Wednesday, March 17, 2004

St. Patrick's Day

I'm not a big fan of St. Patrick's day. Not being Irish or Catholic, I don't feel any particular kinship with the good Saint. I've always thought the only reason the entire country celebrates St. Patrick's day is because otherwise we don't have any really good holidays in March, unless Easter or Passover happens to fall there. That, and we're all out of red construction paper after Valentine's Day follows on the heels of Christmas, and we have to use up the rest of that green before we can get a new package for Easter.

But I understand that a lot of people are either Irish or Catholic, and as far as I know the holiday is mostly concerned with beer, so in honor of St. Patrick's Day I present to you the scientific research of Arnd Leike of the University of Munich.

Dr. Leike made the important discovery that beer foam decays exponentially. He was given a 2002 IgNobel Prize for his efforts.

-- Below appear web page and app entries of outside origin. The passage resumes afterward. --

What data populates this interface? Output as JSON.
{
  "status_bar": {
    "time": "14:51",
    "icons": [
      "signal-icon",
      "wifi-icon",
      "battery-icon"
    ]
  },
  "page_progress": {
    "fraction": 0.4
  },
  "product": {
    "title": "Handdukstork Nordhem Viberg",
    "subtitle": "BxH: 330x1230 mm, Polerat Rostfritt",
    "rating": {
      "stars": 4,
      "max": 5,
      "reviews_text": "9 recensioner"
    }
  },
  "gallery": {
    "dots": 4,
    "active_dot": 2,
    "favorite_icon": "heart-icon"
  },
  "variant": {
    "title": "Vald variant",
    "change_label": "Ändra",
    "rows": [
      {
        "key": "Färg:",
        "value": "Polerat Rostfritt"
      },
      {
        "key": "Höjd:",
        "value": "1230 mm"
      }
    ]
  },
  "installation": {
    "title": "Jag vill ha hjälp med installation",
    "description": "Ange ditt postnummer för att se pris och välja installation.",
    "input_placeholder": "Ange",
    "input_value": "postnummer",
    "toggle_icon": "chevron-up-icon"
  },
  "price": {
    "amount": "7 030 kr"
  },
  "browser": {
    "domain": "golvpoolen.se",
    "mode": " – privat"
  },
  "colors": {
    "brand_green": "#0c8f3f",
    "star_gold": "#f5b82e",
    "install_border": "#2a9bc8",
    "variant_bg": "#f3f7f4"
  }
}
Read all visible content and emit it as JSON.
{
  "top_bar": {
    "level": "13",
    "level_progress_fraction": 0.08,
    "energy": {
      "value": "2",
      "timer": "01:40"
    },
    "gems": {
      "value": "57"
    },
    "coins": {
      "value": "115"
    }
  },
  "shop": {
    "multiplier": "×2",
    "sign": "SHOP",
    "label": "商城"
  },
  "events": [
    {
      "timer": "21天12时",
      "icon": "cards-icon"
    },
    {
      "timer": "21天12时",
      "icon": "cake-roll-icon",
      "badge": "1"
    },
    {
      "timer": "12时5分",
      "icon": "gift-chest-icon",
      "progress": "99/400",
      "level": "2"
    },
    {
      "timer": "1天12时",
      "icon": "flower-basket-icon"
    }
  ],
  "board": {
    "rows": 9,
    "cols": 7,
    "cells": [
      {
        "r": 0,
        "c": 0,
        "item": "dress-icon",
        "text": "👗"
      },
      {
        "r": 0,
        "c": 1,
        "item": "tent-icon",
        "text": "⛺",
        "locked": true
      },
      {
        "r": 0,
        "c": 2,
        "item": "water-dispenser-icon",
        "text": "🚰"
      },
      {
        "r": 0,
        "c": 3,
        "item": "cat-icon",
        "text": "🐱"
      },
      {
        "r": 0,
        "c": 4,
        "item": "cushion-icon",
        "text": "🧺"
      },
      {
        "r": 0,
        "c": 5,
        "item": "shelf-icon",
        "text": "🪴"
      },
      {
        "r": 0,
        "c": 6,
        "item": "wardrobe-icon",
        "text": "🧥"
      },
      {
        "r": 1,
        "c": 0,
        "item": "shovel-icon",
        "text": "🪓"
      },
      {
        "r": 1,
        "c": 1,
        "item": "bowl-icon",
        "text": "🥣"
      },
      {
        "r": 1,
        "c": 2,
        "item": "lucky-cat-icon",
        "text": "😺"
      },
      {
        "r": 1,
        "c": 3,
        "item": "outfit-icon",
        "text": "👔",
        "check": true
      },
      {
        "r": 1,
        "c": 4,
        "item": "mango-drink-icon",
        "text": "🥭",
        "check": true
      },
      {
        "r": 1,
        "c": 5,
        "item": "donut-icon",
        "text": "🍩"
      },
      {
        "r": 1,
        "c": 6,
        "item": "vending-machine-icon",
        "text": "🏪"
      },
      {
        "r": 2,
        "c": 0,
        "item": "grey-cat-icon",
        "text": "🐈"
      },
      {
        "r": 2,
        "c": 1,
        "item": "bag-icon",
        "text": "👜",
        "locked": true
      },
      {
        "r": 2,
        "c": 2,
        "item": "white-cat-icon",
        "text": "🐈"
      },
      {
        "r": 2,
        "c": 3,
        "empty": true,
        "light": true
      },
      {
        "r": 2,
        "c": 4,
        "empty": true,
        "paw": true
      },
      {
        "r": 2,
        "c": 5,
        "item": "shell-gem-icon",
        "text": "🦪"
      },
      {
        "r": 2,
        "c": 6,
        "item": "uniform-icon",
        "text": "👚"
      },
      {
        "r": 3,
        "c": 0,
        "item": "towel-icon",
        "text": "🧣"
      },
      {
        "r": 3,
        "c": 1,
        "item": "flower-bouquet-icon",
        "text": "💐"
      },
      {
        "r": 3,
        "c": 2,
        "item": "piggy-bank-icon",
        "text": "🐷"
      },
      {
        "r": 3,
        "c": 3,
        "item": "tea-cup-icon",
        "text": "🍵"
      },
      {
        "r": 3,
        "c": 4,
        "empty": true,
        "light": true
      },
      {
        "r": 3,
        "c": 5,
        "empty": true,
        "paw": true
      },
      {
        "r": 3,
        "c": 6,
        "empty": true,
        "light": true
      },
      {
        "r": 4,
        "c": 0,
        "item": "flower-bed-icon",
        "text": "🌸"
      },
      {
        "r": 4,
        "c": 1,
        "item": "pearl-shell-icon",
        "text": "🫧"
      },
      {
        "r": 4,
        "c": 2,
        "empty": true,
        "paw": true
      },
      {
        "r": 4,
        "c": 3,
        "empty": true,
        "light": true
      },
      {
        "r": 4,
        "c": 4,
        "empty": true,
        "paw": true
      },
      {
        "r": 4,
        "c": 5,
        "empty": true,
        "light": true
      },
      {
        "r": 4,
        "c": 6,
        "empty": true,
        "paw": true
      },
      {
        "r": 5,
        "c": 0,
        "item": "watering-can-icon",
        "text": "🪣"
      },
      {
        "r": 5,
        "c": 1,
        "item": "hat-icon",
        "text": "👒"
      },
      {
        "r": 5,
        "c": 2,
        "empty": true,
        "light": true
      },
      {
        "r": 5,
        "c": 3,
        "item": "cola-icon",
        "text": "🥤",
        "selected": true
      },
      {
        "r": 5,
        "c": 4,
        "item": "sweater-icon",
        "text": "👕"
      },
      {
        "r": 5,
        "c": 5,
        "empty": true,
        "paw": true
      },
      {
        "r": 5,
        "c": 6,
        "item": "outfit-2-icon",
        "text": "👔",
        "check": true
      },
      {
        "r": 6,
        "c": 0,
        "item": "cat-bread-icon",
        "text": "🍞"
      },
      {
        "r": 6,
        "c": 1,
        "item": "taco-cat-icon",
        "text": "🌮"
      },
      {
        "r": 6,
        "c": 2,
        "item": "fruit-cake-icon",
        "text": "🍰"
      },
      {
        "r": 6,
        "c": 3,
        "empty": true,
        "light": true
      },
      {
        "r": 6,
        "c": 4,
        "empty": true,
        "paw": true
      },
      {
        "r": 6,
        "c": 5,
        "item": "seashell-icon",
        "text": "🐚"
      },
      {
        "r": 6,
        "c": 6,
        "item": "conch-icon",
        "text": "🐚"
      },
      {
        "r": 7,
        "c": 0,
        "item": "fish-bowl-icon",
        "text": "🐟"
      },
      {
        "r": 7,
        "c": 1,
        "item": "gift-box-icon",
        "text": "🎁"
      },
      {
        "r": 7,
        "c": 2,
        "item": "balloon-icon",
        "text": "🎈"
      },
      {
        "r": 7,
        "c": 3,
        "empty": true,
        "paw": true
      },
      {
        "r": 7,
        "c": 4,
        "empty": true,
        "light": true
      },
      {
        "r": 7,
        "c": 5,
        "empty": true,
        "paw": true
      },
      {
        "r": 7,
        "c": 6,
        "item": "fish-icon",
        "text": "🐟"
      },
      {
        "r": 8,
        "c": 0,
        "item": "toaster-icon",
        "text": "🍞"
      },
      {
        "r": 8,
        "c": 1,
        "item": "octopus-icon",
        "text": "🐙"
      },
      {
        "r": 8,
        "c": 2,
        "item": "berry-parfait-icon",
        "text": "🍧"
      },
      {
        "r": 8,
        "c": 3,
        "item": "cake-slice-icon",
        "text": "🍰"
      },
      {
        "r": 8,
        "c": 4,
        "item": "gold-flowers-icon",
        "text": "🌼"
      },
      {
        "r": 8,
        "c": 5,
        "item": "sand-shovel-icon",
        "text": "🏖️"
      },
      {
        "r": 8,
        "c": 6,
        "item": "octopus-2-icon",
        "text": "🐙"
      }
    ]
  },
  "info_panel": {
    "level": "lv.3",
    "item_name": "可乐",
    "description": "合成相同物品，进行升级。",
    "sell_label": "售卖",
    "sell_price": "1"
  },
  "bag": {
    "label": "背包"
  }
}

This discovery has advanced the cause of math teachers everywhere, who have sought high and low for a non-radioactive example of exponential decay to make their exams more interesting to students. Most students of advanced algebra have had little if any exposure to radioactive decay, so it proves to be a challenge to motivate them to make calculations using it. Carbon-dating only goes so far; most students are primarily interested in dating other people. And so few of them nowadays have had enough exposure to science to understand that the 226 in Radium-226 is the number of neutrons in the nucleus. But beer is a universal. All college students, even the Mormon ones, understand beer. So we thank Dr. Leike from the bottom of our glasses, I mean hearts, for helping to make math more relevant to the common man.